  3. Management deliberation
  4. Commercial conflict.

There was no suggestion that any of these approaches was better than any other. It was expected and natural to see a variety of approaches in a developing market of this kind. Examination of the effect of company culture and history on management attitudes proved inconclusive.


Prepayment meters
Restricting the number of prepayment meters would curtail the options available to a group whose choices are already severely income-constrained. There clearly remains an issue about meeting the full costs of such devices, which presents itself (amongst other places) in the competitive market.

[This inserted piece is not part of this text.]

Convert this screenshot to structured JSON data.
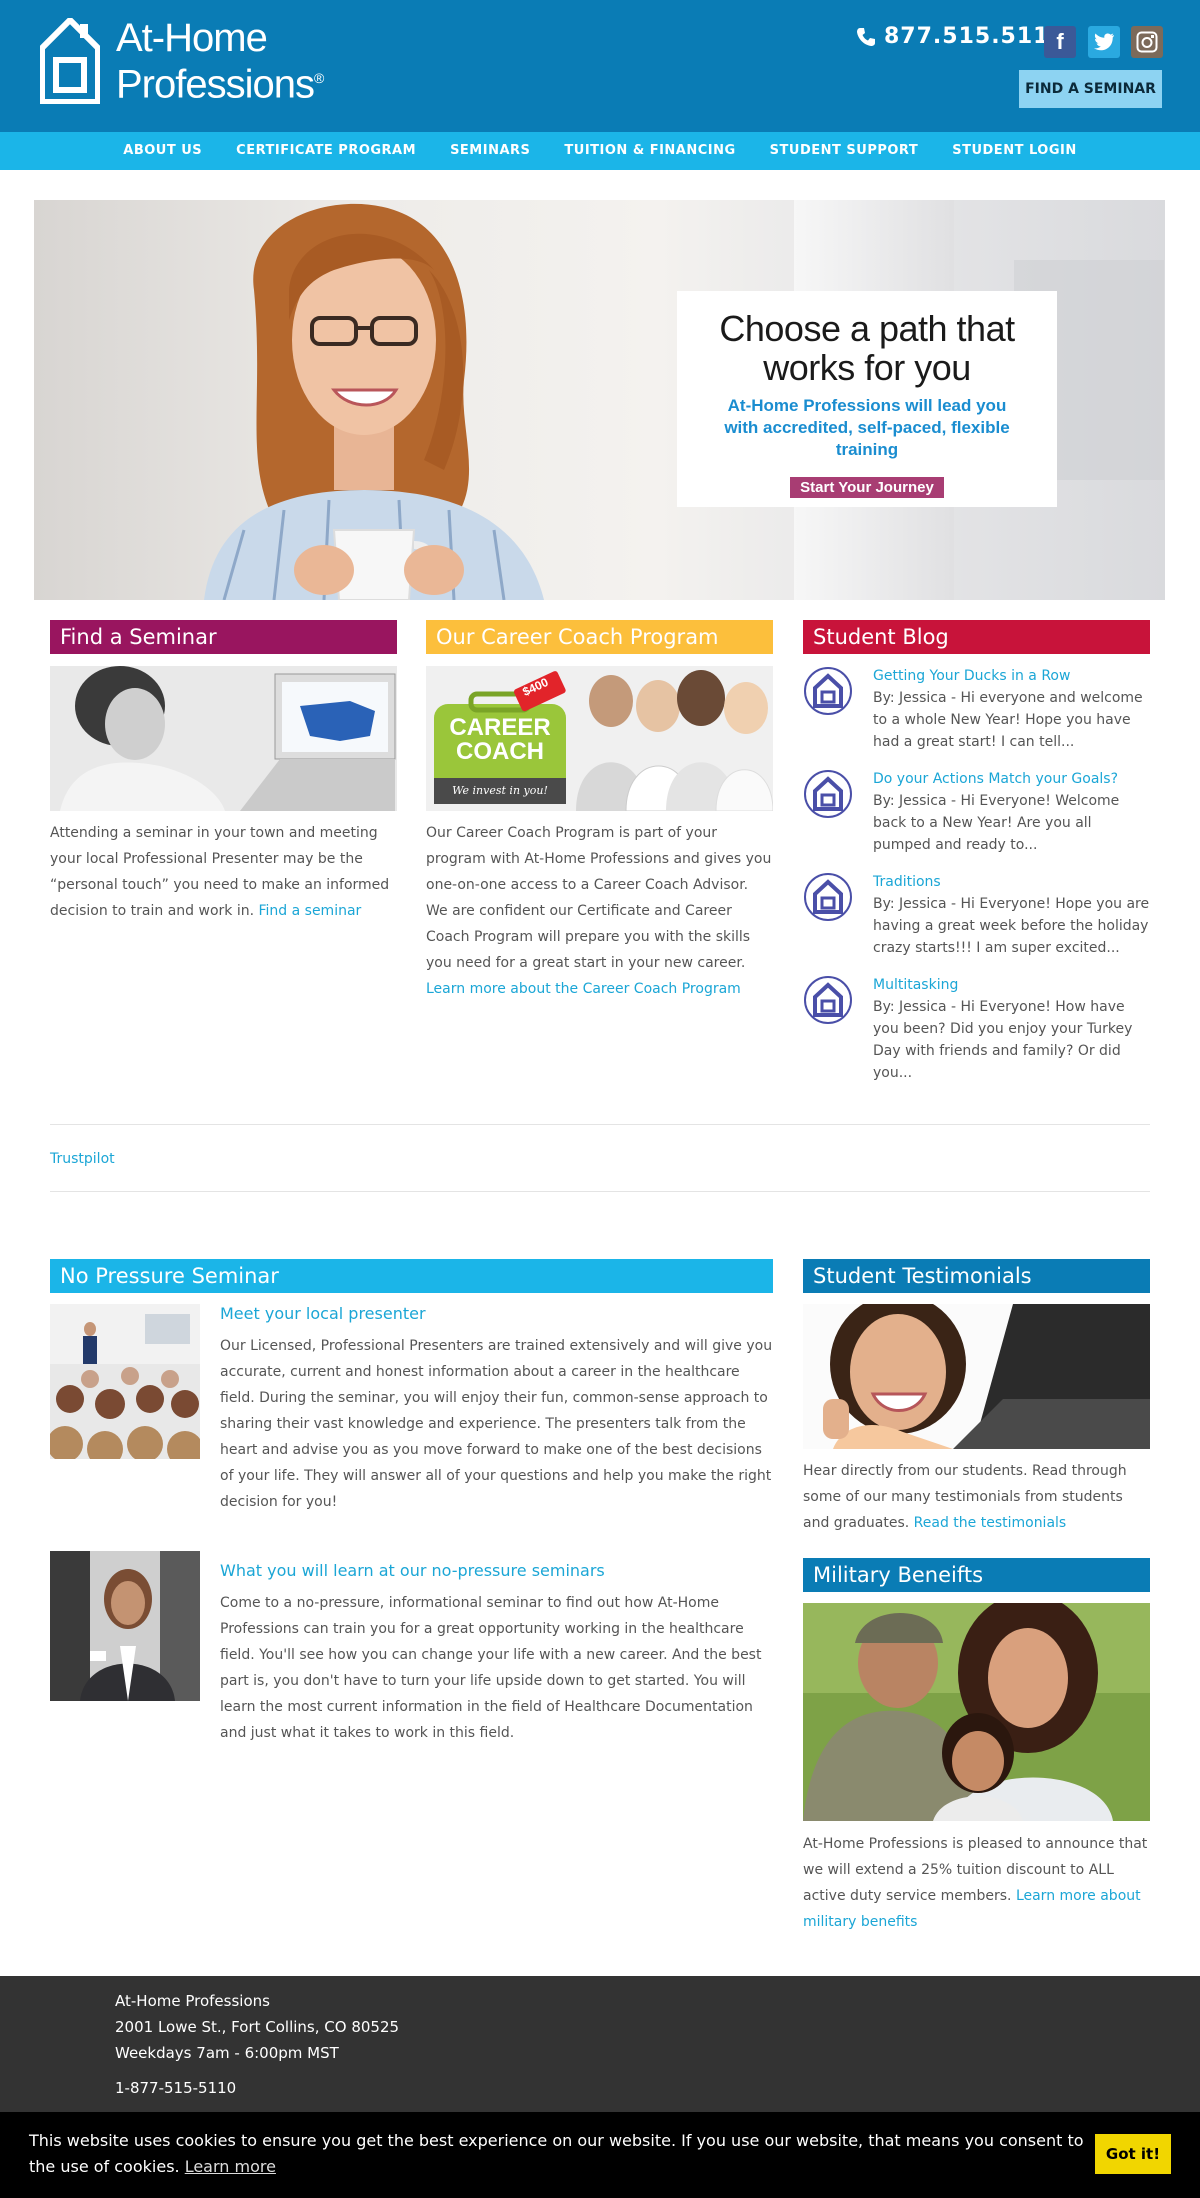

Since most prepayment meter customers prefer this method of payment, alternative methods need to provide financial control and a means to budget in order to be attractive. Energy suppliers should continue efforts to keep the extra costs of prepayment meters as low as possible, but suppliers believe they should not be required to restrict their use where these meters are preferred for budgeting purposes.

Self-disconnection and self-rationing
Measures to prevent self-disconnection and self-rationing need to be carefully directed at the minority of low income users for whom these are a (sometimes major) problem, in order to avoid restricting choices for the majority who perceive little difficulty.

The problems of self-disconnection affecting households in financial difficulty should not be treated by adopting blanket policies for the whole prepayment meter population. Policies which seek to reduce the number of prepayment meters may not be welcomed by most users. More specific help is needed for households experiencing self-disconnection for reasons of poverty.

Switching energy supplier and cost savings
Caps on incumbents’ prepayment prices have dampened the scope for competitive offers, which deter consumers from switching because of the poor savings opportunities open to them. The removal of caps from prepayment gas prices should alleviate this, although the pro-competitive effect will be dampened by the temporary link between prepay and direct debit prices. Increasing competitiveness in the prepayment market seems inevitably to involve higher prices in the short term, to counteract the effect of particularly close regulation in this market in the recent past.

All parties (suppliers, Ofgem and energywatch) should consider how the benefits of switching supplier can be promoted. Various products have been introduced which can benefit certain groups of less advantaged customers.

Energy industry perspectives
The government and regulator should give clearer guidance to companies about the nature and scope of their social obligations if they want to develop a well targeted and consistent policy across the nation.

The problems of fuel poverty are broad and complex. Actions by suppliers, and the collaborative efforts of the EA Fuel Poverty Task Force, have resulted in the introduction of a wide range of initiatives for tackling fuel poverty. However, suppliers cannot be expected to provide all the solutions for its elimination. There is a broader social agenda, which needs to recognise that these poverty issues should be dealt with through a range of welfare, taxation and incomes policies.

Definitions & Abbreviations:
DTI – Department of Trade & Industry
Eaga – Energy Action Grants Agency energywatch – the trading name of the Gas and Electricity Consumer Council
Fuel poverty – describes those who spend, or need to spend, 10% or more of their income on energy
NEA – National Energy Action
Ofgem – Office of Gas and Electricity Markets

The full text of the report Affording Gas and Electricity: Self Disconnection and Rationing by Prepayment and Low Income Credit Consumers and Company Attitudes to Social Action can be found on the Electricity Association’s website at www.electricity.org.uk